◆ Problem to solve
The lines to copy are those in the listing that hold the word "this".
>>>
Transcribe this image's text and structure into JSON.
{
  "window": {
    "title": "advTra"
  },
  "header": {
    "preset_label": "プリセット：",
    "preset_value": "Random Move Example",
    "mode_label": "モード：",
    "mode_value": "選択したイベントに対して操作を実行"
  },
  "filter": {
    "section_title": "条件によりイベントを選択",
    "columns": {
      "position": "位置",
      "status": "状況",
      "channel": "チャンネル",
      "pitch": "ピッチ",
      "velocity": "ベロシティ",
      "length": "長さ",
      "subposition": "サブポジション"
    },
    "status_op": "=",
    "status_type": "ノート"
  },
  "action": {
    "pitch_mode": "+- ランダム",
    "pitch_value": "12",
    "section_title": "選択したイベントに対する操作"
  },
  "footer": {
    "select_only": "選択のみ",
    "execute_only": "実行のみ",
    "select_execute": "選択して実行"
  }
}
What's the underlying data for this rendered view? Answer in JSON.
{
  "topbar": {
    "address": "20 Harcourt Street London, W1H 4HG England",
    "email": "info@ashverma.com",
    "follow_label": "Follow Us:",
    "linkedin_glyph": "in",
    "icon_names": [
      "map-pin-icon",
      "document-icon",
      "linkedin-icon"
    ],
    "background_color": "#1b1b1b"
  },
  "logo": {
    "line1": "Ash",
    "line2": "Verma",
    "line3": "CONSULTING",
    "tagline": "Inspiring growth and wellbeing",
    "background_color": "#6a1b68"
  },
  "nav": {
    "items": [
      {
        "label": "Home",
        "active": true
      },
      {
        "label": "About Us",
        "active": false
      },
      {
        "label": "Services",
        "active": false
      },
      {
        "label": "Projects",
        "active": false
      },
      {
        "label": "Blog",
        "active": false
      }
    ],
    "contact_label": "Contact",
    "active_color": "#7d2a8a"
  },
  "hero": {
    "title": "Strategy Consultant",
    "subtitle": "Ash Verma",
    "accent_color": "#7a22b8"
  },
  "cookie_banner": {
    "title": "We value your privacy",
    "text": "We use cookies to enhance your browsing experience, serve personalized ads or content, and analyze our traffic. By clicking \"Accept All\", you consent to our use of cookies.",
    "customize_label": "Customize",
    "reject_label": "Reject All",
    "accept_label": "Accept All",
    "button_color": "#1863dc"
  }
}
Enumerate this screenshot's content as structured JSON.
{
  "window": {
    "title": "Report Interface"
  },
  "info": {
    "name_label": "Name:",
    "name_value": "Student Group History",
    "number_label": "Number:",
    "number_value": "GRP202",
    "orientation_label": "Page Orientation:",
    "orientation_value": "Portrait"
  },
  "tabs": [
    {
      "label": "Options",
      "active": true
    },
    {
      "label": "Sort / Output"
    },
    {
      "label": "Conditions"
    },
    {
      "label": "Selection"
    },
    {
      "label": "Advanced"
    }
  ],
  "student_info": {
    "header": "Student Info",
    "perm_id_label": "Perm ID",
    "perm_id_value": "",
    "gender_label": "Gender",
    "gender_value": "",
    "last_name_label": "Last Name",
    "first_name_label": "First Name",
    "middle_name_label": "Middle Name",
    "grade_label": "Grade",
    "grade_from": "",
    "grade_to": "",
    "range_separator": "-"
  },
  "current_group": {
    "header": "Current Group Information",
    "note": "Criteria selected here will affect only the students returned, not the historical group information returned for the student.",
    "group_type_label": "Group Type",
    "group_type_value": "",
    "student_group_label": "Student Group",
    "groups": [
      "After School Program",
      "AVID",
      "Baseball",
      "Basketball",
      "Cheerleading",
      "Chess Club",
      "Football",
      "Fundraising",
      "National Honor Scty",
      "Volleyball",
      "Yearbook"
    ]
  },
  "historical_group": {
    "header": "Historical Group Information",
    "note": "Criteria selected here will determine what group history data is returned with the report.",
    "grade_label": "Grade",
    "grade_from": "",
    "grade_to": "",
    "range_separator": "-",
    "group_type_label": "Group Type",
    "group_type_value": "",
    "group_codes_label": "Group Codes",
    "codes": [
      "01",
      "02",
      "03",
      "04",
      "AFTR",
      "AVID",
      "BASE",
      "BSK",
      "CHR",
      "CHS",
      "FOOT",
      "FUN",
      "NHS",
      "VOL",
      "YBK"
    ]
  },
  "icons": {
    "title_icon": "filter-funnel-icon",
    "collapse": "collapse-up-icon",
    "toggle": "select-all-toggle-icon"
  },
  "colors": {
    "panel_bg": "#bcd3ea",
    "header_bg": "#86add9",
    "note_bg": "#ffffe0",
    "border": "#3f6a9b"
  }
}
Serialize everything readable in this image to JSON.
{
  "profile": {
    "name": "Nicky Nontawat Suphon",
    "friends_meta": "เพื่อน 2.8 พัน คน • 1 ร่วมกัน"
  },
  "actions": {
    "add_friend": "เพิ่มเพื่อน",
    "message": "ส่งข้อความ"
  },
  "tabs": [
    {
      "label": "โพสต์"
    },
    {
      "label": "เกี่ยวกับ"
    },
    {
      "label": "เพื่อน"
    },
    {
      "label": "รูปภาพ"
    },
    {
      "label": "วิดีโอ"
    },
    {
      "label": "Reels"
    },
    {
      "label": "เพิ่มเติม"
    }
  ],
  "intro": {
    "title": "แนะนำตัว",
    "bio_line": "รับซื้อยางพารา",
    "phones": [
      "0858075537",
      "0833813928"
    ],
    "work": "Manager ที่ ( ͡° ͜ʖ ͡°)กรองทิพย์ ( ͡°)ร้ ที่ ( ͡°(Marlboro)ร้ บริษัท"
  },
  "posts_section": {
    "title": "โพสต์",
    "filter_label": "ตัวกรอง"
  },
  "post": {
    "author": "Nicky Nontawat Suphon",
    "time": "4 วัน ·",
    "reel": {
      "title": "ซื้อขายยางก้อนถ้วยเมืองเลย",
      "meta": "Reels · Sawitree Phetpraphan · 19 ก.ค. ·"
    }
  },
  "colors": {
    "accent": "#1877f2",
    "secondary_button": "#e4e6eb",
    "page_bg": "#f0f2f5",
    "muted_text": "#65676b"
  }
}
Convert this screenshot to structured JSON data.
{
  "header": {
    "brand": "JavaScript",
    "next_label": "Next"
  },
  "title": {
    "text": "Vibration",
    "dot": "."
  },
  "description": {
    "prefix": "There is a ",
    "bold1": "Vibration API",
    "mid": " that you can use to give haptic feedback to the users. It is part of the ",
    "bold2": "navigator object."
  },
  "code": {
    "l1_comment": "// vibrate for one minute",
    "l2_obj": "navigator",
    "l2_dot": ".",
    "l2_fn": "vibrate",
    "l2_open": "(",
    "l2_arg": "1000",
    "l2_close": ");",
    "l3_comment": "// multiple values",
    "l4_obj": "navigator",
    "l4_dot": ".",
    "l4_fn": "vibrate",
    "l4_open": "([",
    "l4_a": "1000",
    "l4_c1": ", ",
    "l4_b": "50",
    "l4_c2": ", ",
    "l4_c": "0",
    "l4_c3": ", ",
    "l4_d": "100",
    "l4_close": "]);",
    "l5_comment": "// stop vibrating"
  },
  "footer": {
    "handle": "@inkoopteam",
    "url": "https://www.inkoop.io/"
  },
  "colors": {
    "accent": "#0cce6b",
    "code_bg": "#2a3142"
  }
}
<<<
◆ Solution to the problem
Transcribe this image's text and structure into JSON.
What's the underlying data for this rendered view? Answer in JSON.
Enumerate this screenshot's content as structured JSON.
Serialize everything readable in this image to JSON.
Convert this screenshot to structured JSON data.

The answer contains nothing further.